**ABOUT THIS TASK**.
Take from the data every line in which the word "Activities" is found.

Dataset rows describing interfaces:

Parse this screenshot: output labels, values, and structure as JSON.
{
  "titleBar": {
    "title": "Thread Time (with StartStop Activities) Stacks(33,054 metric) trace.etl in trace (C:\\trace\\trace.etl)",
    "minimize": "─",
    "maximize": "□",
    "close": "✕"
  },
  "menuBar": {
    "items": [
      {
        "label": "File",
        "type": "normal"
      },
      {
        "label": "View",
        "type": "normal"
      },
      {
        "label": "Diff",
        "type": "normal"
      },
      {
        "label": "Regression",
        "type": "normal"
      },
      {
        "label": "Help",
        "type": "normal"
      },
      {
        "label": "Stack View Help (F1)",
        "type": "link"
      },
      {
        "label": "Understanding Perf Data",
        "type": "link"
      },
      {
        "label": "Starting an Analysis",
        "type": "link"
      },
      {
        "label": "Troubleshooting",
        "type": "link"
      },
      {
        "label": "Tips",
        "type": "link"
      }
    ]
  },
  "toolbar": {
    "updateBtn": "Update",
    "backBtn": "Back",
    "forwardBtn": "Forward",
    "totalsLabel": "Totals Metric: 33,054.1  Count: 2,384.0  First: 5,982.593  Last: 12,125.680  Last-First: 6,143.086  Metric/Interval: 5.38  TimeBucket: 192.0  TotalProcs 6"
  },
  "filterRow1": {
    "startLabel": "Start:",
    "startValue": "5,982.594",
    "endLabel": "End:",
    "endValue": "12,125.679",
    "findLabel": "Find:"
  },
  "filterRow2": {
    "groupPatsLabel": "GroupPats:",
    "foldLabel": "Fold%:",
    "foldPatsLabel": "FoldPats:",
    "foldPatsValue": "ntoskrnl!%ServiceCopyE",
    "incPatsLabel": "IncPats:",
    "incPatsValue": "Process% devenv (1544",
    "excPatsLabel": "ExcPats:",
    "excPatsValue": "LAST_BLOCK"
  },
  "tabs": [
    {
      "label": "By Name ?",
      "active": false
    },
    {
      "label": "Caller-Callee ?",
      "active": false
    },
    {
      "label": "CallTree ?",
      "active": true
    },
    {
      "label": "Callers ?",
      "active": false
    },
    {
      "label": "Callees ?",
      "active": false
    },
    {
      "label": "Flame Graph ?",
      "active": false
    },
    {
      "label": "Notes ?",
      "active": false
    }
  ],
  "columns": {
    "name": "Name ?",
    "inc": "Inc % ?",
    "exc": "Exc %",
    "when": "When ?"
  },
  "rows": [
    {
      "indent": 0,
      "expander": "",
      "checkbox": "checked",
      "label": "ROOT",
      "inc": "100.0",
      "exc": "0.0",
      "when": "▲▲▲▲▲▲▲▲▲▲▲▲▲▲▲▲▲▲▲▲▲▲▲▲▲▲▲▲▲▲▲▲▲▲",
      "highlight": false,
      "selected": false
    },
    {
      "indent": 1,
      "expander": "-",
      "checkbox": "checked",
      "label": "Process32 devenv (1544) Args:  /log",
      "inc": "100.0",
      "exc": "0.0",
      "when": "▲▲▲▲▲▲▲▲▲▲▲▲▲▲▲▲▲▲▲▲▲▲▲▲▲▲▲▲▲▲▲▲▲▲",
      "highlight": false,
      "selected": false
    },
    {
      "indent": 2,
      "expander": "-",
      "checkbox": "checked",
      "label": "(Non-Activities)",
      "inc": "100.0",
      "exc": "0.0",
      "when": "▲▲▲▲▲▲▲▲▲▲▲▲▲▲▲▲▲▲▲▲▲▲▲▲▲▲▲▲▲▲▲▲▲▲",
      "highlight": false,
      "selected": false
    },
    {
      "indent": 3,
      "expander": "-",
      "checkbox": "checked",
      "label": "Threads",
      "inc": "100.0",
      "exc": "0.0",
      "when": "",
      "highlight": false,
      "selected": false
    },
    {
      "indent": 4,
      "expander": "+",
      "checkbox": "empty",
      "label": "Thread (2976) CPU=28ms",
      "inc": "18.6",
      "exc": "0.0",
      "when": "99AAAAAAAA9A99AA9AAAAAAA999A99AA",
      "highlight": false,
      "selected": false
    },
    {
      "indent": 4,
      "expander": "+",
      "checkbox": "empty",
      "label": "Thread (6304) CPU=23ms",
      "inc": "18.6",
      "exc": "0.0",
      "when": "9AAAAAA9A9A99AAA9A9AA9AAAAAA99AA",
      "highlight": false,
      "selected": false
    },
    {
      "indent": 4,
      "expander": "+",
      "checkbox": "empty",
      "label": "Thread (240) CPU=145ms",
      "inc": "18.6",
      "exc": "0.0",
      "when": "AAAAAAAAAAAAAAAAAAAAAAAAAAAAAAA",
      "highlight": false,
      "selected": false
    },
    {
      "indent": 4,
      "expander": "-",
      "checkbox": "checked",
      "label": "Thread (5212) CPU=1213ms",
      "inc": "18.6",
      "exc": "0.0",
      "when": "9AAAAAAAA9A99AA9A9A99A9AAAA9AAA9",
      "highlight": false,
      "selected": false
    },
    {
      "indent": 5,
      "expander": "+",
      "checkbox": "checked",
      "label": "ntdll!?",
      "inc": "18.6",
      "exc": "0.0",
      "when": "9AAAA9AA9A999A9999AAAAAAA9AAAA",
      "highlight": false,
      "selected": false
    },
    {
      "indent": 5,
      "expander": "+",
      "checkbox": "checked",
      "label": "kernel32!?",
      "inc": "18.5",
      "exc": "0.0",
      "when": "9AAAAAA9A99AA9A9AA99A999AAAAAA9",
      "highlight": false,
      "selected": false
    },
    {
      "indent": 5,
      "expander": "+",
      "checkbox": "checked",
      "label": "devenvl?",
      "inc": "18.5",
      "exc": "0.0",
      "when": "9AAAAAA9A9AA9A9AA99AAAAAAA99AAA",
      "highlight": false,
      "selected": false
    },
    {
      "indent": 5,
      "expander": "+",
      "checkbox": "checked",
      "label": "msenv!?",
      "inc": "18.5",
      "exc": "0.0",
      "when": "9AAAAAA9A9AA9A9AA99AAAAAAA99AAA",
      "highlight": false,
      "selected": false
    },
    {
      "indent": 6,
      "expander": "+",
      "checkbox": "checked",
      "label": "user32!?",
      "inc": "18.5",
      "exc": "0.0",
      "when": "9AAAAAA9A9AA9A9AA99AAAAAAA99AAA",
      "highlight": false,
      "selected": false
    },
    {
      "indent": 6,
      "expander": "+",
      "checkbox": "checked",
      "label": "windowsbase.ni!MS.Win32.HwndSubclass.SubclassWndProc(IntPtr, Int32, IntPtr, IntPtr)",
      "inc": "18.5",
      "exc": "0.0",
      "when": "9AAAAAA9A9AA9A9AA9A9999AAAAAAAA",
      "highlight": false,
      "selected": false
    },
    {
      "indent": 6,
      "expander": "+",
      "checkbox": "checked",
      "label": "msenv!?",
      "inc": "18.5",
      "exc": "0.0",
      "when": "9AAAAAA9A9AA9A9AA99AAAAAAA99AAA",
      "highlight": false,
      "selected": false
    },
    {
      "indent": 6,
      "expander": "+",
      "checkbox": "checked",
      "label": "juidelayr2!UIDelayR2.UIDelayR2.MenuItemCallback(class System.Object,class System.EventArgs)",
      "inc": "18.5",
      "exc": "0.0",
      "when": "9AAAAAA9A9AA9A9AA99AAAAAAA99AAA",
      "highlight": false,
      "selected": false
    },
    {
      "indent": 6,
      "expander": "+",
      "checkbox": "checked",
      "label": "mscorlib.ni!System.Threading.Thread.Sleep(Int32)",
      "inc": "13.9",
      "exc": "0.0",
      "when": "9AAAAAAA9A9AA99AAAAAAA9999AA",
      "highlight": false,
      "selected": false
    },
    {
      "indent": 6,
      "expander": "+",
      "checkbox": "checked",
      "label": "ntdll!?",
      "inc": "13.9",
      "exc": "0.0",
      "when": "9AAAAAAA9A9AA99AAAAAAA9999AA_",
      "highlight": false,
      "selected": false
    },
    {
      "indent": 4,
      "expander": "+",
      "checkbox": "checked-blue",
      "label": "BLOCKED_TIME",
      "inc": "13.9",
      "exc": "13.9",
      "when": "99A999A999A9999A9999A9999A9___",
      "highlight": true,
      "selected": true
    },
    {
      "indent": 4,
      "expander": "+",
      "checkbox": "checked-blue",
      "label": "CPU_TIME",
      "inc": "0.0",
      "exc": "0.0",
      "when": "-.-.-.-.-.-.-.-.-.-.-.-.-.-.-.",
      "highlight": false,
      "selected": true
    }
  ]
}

**OUTPUT BELOW**.
    "title": "Thread Time (with StartStop Activities) Stacks(33,054 metric) trace.etl in trace (C:\\trace\\trace.etl)",
      "label": "(Non-Activities)",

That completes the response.